— REQUIRED ACTION —
Write the listing below out again exactly, dropping the images.

— GIVEN RECORDS —
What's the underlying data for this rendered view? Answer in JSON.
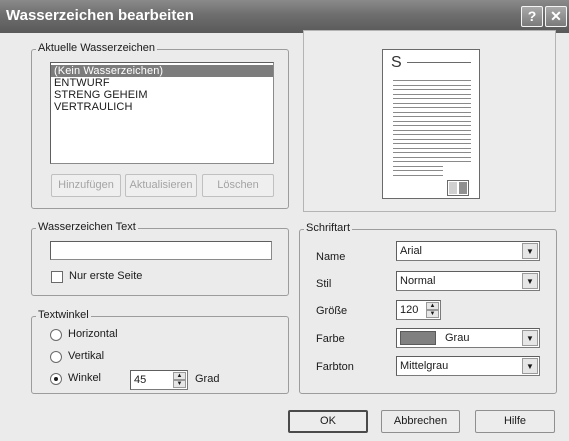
{
  "window": {
    "title": "Wasserzeichen bearbeiten",
    "help_glyph": "?",
    "close_glyph": "✕"
  },
  "current_watermarks": {
    "group_label": "Aktuelle Wasserzeichen",
    "items": [
      "(Kein Wasserzeichen)",
      "ENTWURF",
      "STRENG GEHEIM",
      "VERTRAULICH"
    ],
    "selected_index": 0,
    "add_label": "Hinzufügen",
    "update_label": "Aktualisieren",
    "delete_label": "Löschen"
  },
  "preview": {
    "letter": "S"
  },
  "watermark_text": {
    "group_label": "Wasserzeichen Text",
    "value": "",
    "first_page_only_label": "Nur erste Seite",
    "first_page_only_checked": false
  },
  "text_angle": {
    "group_label": "Textwinkel",
    "horizontal_label": "Horizontal",
    "vertical_label": "Vertikal",
    "angle_label": "Winkel",
    "selected": "angle",
    "angle_value": "45",
    "unit_label": "Grad"
  },
  "font": {
    "group_label": "Schriftart",
    "name_label": "Name",
    "name_value": "Arial",
    "style_label": "Stil",
    "style_value": "Normal",
    "size_label": "Größe",
    "size_value": "120",
    "color_label": "Farbe",
    "color_value": "Grau",
    "color_swatch": "#808080",
    "shade_label": "Farbton",
    "shade_value": "Mittelgrau"
  },
  "footer": {
    "ok_label": "OK",
    "cancel_label": "Abbrechen",
    "help_label": "Hilfe"
  }
}
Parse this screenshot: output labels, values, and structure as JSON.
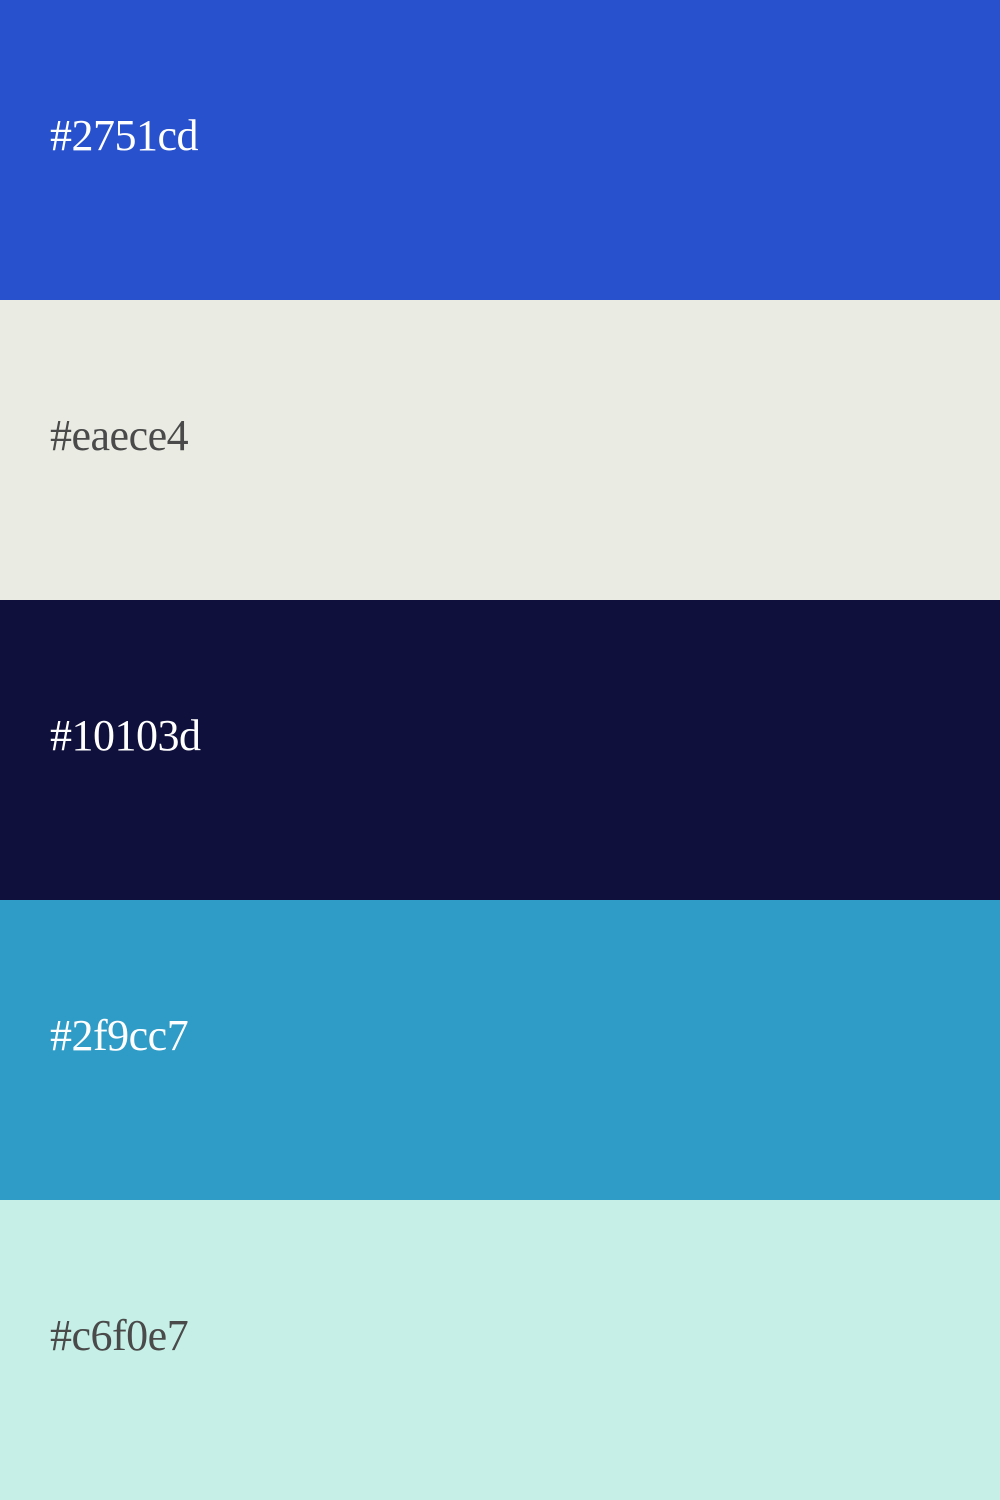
{
  "swatches": [
    {
      "label": "#2751cd",
      "color": "#2751cd",
      "text_color": "#ffffff"
    },
    {
      "label": "#eaece4",
      "color": "#eaece4",
      "text_color": "#4a4a4a"
    },
    {
      "label": "#10103d",
      "color": "#10103d",
      "text_color": "#ffffff"
    },
    {
      "label": "#2f9cc7",
      "color": "#2f9cc7",
      "text_color": "#ffffff"
    },
    {
      "label": "#c6f0e7",
      "color": "#c6f0e7",
      "text_color": "#4a4a4a"
    }
  ]
}
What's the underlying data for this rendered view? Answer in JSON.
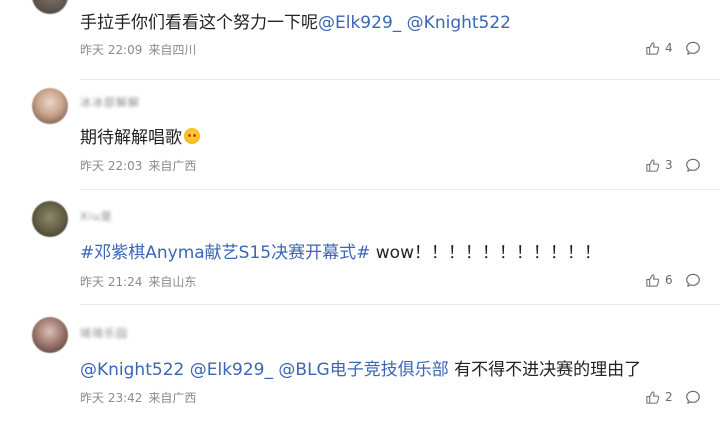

— EXERCISE RESPONSE —
What's the underlying data for this rendered view? Answer in JSON.
{
  "window": {
    "title": "Wasserzeichen bearbeiten",
    "help_glyph": "?",
    "close_glyph": "✕"
  },
  "current_watermarks": {
    "group_label": "Aktuelle Wasserzeichen",
    "items": [
      "(Kein Wasserzeichen)",
      "ENTWURF",
      "STRENG GEHEIM",
      "VERTRAULICH"
    ],
    "selected_index": 0,
    "add_label": "Hinzufügen",
    "update_label": "Aktualisieren",
    "delete_label": "Löschen"
  },
  "preview": {
    "letter": "S"
  },
  "watermark_text": {
    "group_label": "Wasserzeichen Text",
    "value": "",
    "first_page_only_label": "Nur erste Seite",
    "first_page_only_checked": false
  },
  "text_angle": {
    "group_label": "Textwinkel",
    "horizontal_label": "Horizontal",
    "vertical_label": "Vertikal",
    "angle_label": "Winkel",
    "selected": "angle",
    "angle_value": "45",
    "unit_label": "Grad"
  },
  "font": {
    "group_label": "Schriftart",
    "name_label": "Name",
    "name_value": "Arial",
    "style_label": "Stil",
    "style_value": "Normal",
    "size_label": "Größe",
    "size_value": "120",
    "color_label": "Farbe",
    "color_value": "Grau",
    "color_swatch": "#808080",
    "shade_label": "Farbton",
    "shade_value": "Mittelgrau"
  },
  "footer": {
    "ok_label": "OK",
    "cancel_label": "Abbrechen",
    "help_label": "Hilfe"
  }
}
Parse this screenshot: output labels, values, and structure as JSON.
{
  "swatches": [
    {
      "label": "#2751cd",
      "color": "#2751cd",
      "text_color": "#ffffff"
    },
    {
      "label": "#eaece4",
      "color": "#eaece4",
      "text_color": "#4a4a4a"
    },
    {
      "label": "#10103d",
      "color": "#10103d",
      "text_color": "#ffffff"
    },
    {
      "label": "#2f9cc7",
      "color": "#2f9cc7",
      "text_color": "#ffffff"
    },
    {
      "label": "#c6f0e7",
      "color": "#c6f0e7",
      "text_color": "#4a4a4a"
    }
  ]
}
What's the underlying data for this rendered view? Answer in JSON.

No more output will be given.